MOREAU — Josh Warner was headed to a work appointment for his landscaping company earlier this week when he spotted a road into some state land off West River Road that he hadn’t seen before.

It led to a state boat launch on the Hudson River and a dead end with a gate at the end.

As he turned his vehicle around, he saw a deer carcass hanging off a guard rail toward the end of the road. And then he saw piles of plastic bags that contained parts of deer and what appeared to be more deer carcasses nearby. Bags of other garbage and furniture were piled in places as well.

By the time the Argyle resident had walked the length of the 100 yards or so along the road, he found remains of at least eight deer, including a three-point buck that appeared to have have been shot and gutted, but not butchered for its meat. It had been there no more than two days or so.

“It’s disgusting,” he said.

Warner posted a video on Facebook this week chronicling the remains along the road, perturbed at what appeared to be the wanton killing and waste of venison. It has attracted a lot of attention and a lot of outrage from the local community of sportsmen and women.

“It gives hunters a bad name,” said Queensbury resident Mike McGrath, a hunter who was among those who saw the video online.

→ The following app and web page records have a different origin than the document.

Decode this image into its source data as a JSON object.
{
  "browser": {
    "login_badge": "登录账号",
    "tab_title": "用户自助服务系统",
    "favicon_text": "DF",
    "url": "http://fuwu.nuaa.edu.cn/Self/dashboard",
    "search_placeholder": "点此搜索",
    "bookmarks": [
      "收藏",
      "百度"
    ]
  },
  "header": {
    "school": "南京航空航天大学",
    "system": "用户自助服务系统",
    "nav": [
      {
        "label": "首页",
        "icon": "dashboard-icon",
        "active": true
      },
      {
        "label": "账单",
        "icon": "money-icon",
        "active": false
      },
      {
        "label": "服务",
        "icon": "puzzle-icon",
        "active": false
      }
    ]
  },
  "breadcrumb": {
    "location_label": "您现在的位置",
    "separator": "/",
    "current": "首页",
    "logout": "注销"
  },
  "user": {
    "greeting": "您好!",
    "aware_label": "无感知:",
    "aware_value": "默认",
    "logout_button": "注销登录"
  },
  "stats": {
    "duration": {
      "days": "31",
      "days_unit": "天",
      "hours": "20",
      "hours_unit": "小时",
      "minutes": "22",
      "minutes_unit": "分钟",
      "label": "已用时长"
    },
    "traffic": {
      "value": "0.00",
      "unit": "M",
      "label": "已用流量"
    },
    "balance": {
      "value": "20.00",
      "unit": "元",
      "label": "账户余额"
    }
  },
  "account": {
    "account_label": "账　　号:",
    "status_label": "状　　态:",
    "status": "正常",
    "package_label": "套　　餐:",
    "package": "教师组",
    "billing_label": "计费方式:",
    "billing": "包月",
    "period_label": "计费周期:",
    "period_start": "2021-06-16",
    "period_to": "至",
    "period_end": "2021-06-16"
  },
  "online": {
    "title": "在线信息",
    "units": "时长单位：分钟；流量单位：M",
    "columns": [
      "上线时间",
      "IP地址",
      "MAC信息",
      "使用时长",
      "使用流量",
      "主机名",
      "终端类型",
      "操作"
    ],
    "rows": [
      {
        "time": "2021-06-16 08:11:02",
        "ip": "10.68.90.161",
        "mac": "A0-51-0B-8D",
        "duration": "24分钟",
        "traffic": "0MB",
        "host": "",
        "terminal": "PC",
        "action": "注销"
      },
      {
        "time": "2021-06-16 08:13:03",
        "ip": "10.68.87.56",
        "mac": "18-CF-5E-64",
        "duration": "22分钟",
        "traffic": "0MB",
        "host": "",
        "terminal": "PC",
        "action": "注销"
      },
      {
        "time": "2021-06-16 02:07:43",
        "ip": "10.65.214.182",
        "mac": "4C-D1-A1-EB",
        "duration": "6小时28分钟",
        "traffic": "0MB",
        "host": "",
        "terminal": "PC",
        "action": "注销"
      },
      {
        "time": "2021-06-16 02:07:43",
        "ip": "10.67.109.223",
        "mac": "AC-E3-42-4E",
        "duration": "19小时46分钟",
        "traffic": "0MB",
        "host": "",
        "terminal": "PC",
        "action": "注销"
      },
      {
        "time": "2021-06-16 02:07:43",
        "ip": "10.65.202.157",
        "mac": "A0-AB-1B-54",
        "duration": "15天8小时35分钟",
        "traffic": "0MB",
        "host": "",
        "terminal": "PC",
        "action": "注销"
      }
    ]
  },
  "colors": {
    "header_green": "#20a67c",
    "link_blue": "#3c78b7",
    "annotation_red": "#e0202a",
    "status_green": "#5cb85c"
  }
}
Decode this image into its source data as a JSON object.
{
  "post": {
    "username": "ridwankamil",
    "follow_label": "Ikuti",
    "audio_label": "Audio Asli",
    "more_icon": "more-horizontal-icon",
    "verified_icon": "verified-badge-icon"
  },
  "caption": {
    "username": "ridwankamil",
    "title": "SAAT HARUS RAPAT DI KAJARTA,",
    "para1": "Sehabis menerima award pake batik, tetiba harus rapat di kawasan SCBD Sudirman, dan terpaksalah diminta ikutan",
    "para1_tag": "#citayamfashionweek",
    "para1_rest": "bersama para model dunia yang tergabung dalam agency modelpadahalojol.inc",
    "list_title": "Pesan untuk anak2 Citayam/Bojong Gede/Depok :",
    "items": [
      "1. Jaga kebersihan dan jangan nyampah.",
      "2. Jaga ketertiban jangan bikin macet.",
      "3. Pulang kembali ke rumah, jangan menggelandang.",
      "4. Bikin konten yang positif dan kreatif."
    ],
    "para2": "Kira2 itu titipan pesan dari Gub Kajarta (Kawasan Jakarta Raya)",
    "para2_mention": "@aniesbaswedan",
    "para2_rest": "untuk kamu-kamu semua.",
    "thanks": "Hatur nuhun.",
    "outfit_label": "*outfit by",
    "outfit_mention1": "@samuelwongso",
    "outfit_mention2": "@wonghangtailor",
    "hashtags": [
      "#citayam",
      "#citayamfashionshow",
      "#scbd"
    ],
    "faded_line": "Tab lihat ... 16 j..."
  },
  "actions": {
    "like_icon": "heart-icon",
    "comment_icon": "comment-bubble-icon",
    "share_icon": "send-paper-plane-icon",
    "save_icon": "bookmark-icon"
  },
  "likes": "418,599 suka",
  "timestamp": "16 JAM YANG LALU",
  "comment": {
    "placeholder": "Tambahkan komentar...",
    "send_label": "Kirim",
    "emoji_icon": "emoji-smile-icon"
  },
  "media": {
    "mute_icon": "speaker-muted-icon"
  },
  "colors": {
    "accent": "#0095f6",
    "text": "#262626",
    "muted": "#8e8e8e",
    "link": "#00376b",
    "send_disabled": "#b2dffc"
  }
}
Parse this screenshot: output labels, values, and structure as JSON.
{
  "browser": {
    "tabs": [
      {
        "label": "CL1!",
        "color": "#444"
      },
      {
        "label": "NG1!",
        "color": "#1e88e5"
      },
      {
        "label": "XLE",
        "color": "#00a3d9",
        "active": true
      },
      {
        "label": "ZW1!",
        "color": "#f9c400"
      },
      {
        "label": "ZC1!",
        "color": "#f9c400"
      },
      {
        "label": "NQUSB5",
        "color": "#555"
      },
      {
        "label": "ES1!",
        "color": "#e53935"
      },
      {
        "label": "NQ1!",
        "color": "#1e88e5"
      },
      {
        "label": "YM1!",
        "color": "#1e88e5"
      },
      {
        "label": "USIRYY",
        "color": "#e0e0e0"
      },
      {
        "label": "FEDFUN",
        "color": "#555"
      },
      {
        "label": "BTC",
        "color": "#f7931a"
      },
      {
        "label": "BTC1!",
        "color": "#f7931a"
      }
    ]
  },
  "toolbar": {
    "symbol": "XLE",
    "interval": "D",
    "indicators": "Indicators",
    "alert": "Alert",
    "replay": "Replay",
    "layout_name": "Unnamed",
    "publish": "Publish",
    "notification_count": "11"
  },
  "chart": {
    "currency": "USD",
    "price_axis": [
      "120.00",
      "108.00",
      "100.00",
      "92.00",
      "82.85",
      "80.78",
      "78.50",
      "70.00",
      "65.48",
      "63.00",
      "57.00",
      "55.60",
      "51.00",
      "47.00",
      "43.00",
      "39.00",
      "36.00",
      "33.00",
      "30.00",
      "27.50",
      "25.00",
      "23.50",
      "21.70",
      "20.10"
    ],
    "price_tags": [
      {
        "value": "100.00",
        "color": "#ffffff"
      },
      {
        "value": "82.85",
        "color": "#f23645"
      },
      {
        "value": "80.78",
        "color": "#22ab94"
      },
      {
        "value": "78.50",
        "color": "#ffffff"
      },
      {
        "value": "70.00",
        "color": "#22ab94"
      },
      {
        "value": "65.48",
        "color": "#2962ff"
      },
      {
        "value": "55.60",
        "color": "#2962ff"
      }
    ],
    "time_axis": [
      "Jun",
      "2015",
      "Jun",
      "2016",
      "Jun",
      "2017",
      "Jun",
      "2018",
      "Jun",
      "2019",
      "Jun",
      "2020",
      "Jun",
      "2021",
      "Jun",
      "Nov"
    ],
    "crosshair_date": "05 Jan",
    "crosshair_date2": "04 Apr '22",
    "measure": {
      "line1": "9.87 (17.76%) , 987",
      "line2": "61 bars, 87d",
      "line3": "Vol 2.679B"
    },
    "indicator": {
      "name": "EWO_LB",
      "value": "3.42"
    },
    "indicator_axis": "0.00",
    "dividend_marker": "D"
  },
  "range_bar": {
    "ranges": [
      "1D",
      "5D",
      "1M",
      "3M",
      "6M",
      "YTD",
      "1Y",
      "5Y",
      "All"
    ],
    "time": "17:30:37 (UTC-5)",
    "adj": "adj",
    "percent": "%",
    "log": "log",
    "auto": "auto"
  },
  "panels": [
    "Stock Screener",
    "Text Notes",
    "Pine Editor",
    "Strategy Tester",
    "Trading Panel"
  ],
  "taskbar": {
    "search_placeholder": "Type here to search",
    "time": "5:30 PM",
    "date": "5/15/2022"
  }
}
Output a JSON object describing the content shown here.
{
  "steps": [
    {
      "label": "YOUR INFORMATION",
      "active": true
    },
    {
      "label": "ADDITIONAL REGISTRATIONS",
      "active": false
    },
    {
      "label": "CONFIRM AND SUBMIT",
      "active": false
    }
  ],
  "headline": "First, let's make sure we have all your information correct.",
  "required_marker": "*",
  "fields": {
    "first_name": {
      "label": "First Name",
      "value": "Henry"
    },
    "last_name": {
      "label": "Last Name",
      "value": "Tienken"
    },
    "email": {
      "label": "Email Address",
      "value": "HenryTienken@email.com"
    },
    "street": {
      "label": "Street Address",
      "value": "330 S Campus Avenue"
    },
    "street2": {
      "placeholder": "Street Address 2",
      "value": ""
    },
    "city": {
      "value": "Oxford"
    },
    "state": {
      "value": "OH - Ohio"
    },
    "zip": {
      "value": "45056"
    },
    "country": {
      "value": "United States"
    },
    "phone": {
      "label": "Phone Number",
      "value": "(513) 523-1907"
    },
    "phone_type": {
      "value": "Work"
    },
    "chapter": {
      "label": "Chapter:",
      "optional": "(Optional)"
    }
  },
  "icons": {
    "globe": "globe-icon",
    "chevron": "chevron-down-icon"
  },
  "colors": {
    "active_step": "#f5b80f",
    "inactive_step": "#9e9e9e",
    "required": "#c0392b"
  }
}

Some of the deer were dumped intact, some in pieces in black plastic bags, and they appeared to have been left behind at varying times, based on the decomposition. Warner said some parts had been dragged away, likely by a predator like a coyote, between Wednesday and Thursday.

None of the deer had tags that are required if they were legally shot, and all but one of the deer appeared to be does, which are often illegal to shoot unless a hunter has a special tag or permit.

He called the Saratoga County Sheriff’s Office, which referred him to the state Department of Environmental Conservation. Warner said he was told by the agency Wednesday that the matter was under investigation.

DEC spokesman David Winchell said Thursday that the inquiry was ongoing, and he asked that anyone with information in the case call the agency’s law enforcement dispatch at 518-408-5850.

Some speculated that the deer were roadkill that were left by highway departments, but Warner said he also contacted town and state officials to see if they were roadkill that would be legally dumped, but he was told that it was not a dump site for either.

The buck has what appears to be a gunshot wound to its chest and its abdomen was cut open, but had no other apparent injuries.

The vacant property had been the site of a staging facility for the PCB dredging project on the Hudson River in recent years.

Moreau Supervisor Gardner Congdon said the deer remains are on state property and he said the DEC officer investigating the dumping said it was “clearly illegal dumping.”

He said it will likely never be known whether the deer were shot legally, but the dumping was unsightly, unsportsmanlike and potentially a health hazard.

“This is somebody who is clearly irresponsible,” he said. “All it takes is one or two bad eggs to give hunters a bad name.”

McGrath said his deer hunting helps feed a friend’s family that is in need and relies on the venison, but apparent poaching like this reflects badly on hunters.

“My hunting supplies meat for two families,” he said.

Unfortunately, dump sites for illegally shot deer carcasses are not uncommon in the region this time of year. Poachers often leave behind what they don’t want on dead ends or in wooded areas. The end of Big Boom Road in Queensbury has been a frequent dumping site for years.

Hunters who have game that they do not intend to eat can donate it to the Venison Donation Coalition, which distributes the meat to food pantries, or bag it and throw it in the garbage for legal disposal.



Don Lehman covers crime and Warren County government for The Post-Star. His work can be found on Twitter @PS_CrimeCourts and on

Load comments